Freebies Get Results for GraingerWhich would pull a higher response: a direct mail piece offering a free Palm VIIx from Palm Computing to all who reply or one that includes a Stanley hammer and no obligation to reply.
That's what W.W. Grainger wanted to find out in a business-to-business campaign promoting its National Accounts Program. The effort marked the first time the distributor of maintenance, repair and operating supplies targeted senior executives instead of mid-level management and its first departure from catalog-type mailings.
"Since we were going after these executives for the first time, we wanted to see what they would respond most to," said Ed Franczek, senior vice president of marketing at Grainger, Lake Forest, IL. "We wanted to see if a piece with a free offer and an appointment tested better against a free gift with the mail piece. They both did right around 12 to 13 percent each."
No figures were available on how many respondents have joined the National Accounts Program. Grainger mailed 1,000 pieces, split evenly between the two mailers. The first wave went out in March, with another in April. Most recipients were prospects, though some were low-volume customers that Grainger wanted to move into the National Accounts Program.
Grainger worked with Aspen Direct, Chicago, on the campaign. The theme of both pieces was the same -- that Grainger could help companies reduce the time, money and labor spent on procurement costs -- but each used different language and design. The piece with the PDA offer was an 8-inch-by-10-inch green box with the question "Are you wasting time, money and effort on Procurement?" across the front. Inside was a replica of a Palm VIIx and a personalized letter discussing the benefits of the National Accounts Program from the company's vice president of national accounts. Included were his business card and a toll-free number to get more information or schedule an appointment. Those who set up a sales appointment received the Palm VIIx.
The other piece measured 8 inches by 16 inches and contained the hammer.

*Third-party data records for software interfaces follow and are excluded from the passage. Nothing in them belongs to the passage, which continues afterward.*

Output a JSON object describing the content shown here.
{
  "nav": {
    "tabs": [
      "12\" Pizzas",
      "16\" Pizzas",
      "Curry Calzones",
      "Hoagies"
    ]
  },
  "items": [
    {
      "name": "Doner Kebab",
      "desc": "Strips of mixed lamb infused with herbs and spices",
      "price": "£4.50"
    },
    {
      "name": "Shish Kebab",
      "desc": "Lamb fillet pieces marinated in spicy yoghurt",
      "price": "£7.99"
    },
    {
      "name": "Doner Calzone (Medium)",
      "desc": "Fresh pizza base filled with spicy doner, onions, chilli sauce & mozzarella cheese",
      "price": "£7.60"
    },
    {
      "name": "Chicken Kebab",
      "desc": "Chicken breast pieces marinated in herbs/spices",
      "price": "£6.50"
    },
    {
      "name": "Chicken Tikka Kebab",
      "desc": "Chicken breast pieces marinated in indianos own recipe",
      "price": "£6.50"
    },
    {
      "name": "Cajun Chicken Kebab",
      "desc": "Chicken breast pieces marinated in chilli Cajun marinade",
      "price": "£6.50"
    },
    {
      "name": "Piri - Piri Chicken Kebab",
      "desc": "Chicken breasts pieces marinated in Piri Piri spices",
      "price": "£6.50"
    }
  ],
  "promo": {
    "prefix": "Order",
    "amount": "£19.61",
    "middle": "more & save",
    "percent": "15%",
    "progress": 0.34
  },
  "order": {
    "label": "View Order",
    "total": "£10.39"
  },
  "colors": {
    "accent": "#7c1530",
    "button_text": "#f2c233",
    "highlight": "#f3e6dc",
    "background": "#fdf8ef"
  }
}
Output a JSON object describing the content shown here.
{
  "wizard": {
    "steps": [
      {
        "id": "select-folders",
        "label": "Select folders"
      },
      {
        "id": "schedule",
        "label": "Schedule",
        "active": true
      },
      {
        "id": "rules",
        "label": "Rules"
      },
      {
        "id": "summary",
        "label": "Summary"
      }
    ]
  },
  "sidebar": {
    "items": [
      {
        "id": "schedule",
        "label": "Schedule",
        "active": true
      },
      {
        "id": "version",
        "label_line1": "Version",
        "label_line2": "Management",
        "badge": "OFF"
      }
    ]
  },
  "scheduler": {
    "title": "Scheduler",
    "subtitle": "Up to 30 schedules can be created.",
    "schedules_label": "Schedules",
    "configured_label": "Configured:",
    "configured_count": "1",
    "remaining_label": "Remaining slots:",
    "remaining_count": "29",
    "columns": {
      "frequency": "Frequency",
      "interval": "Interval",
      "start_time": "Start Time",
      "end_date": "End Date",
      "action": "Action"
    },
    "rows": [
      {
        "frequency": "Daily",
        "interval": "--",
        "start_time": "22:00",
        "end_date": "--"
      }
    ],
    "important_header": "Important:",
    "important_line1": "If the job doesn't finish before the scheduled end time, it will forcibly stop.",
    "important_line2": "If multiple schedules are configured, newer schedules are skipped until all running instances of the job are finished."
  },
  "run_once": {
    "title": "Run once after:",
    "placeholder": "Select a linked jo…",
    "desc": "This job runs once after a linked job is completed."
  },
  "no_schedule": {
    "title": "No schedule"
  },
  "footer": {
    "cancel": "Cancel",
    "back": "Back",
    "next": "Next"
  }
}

The outside of the box displayed a hammer fastened to a table by rope and nails and read: "When your procurement costs exceed the cost of your product, you need a solution."
Inside was a letter from the vice president of national accounts and his card. Also included were bullet points about the National Accounts Program. The right side of the box contained the hammer and copy that read: "Let's hammer out a solution for you with the Grainger National Accounts Program. Don't let your procurement process cost you hundreds when the cost of the hammer is $18."
Since the pieces went to senior executives, they were sent by overnight delivery, Franczek said, so "we could get them past the gatekeepers." The PDA mailer cost $22 per piece to produce. The hammer mailer cost $28 per piece.